§ **Goal of the exercise**
The entries that follow should be duplicated in full, without a single alteration.
Excerpted data below:
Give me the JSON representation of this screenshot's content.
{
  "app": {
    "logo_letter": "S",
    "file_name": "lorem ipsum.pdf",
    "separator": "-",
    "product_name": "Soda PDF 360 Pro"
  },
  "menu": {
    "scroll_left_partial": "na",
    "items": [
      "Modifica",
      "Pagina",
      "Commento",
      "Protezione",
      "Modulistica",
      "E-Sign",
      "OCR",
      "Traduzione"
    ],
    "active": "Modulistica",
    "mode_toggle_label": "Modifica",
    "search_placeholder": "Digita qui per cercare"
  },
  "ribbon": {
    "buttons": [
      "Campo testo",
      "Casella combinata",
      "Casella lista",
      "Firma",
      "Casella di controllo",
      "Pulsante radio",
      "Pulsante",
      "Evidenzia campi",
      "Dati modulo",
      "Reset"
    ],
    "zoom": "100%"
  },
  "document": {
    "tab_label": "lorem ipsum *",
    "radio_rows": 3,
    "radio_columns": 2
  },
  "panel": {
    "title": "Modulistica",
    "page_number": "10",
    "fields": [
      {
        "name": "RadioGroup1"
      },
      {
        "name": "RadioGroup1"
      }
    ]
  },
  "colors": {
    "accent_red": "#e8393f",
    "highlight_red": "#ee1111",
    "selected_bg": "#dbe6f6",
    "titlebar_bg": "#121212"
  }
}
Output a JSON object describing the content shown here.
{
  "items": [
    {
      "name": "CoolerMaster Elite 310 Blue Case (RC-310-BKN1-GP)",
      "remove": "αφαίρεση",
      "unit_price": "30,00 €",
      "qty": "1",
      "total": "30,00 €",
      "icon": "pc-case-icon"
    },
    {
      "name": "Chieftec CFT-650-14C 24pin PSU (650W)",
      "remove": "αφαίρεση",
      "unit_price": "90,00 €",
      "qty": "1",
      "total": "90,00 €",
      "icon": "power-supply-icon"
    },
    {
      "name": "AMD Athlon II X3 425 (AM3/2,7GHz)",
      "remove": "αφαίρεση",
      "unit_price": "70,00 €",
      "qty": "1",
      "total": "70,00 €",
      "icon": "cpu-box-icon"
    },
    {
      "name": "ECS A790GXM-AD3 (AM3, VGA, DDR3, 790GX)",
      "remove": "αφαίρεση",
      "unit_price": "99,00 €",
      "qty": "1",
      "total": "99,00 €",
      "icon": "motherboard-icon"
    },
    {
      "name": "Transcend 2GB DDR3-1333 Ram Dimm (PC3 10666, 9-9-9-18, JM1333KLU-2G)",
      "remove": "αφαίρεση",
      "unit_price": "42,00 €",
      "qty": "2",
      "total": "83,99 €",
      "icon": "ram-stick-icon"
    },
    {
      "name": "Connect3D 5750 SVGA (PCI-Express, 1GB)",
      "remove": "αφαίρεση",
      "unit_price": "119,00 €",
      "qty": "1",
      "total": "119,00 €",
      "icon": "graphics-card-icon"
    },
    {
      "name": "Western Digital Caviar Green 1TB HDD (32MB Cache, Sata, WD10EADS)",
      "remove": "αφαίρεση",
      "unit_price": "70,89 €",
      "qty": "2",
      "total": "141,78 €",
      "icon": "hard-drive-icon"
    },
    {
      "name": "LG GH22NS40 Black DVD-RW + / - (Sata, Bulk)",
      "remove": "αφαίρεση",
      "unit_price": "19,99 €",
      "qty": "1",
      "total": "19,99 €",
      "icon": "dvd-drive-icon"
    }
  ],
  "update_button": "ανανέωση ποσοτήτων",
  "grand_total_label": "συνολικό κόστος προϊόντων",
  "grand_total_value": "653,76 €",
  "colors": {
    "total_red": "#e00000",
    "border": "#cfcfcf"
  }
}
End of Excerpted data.
§ **Reply to the task**
Give me the JSON representation of this screenshot's content.
{
  "app": {
    "logo_letter": "S",
    "file_name": "lorem ipsum.pdf",
    "separator": "-",
    "product_name": "Soda PDF 360 Pro"
  },
  "menu": {
    "scroll_left_partial": "na",
    "items": [
      "Modifica",
      "Pagina",
      "Commento",
      "Protezione",
      "Modulistica",
      "E-Sign",
      "OCR",
      "Traduzione"
    ],
    "active": "Modulistica",
    "mode_toggle_label": "Modifica",
    "search_placeholder": "Digita qui per cercare"
  },
  "ribbon": {
    "buttons": [
      "Campo testo",
      "Casella combinata",
      "Casella lista",
      "Firma",
      "Casella di controllo",
      "Pulsante radio",
      "Pulsante",
      "Evidenzia campi",
      "Dati modulo",
      "Reset"
    ],
    "zoom": "100%"
  },
  "document": {
    "tab_label": "lorem ipsum *",
    "radio_rows": 3,
    "radio_columns": 2
  },
  "panel": {
    "title": "Modulistica",
    "page_number": "10",
    "fields": [
      {
        "name": "RadioGroup1"
      },
      {
        "name": "RadioGroup1"
      }
    ]
  },
  "colors": {
    "accent_red": "#e8393f",
    "highlight_red": "#ee1111",
    "selected_bg": "#dbe6f6",
    "titlebar_bg": "#121212"
  }
}
Output a JSON object describing the content shown here.
{
  "items": [
    {
      "name": "CoolerMaster Elite 310 Blue Case (RC-310-BKN1-GP)",
      "remove": "αφαίρεση",
      "unit_price": "30,00 €",
      "qty": "1",
      "total": "30,00 €",
      "icon": "pc-case-icon"
    },
    {
      "name": "Chieftec CFT-650-14C 24pin PSU (650W)",
      "remove": "αφαίρεση",
      "unit_price": "90,00 €",
      "qty": "1",
      "total": "90,00 €",
      "icon": "power-supply-icon"
    },
    {
      "name": "AMD Athlon II X3 425 (AM3/2,7GHz)",
      "remove": "αφαίρεση",
      "unit_price": "70,00 €",
      "qty": "1",
      "total": "70,00 €",
      "icon": "cpu-box-icon"
    },
    {
      "name": "ECS A790GXM-AD3 (AM3, VGA, DDR3, 790GX)",
      "remove": "αφαίρεση",
      "unit_price": "99,00 €",
      "qty": "1",
      "total": "99,00 €",
      "icon": "motherboard-icon"
    },
    {
      "name": "Transcend 2GB DDR3-1333 Ram Dimm (PC3 10666, 9-9-9-18, JM1333KLU-2G)",
      "remove": "αφαίρεση",
      "unit_price": "42,00 €",
      "qty": "2",
      "total": "83,99 €",
      "icon": "ram-stick-icon"
    },
    {
      "name": "Connect3D 5750 SVGA (PCI-Express, 1GB)",
      "remove": "αφαίρεση",
      "unit_price": "119,00 €",
      "qty": "1",
      "total": "119,00 €",
      "icon": "graphics-card-icon"
    },
    {
      "name": "Western Digital Caviar Green 1TB HDD (32MB Cache, Sata, WD10EADS)",
      "remove": "αφαίρεση",
      "unit_price": "70,89 €",
      "qty": "2",
      "total": "141,78 €",
      "icon": "hard-drive-icon"
    },
    {
      "name": "LG GH22NS40 Black DVD-RW + / - (Sata, Bulk)",
      "remove": "αφαίρεση",
      "unit_price": "19,99 €",
      "qty": "1",
      "total": "19,99 €",
      "icon": "dvd-drive-icon"
    }
  ],
  "update_button": "ανανέωση ποσοτήτων",
  "grand_total_label": "συνολικό κόστος προϊόντων",
  "grand_total_value": "653,76 €",
  "colors": {
    "total_red": "#e00000",
    "border": "#cfcfcf"
  }
}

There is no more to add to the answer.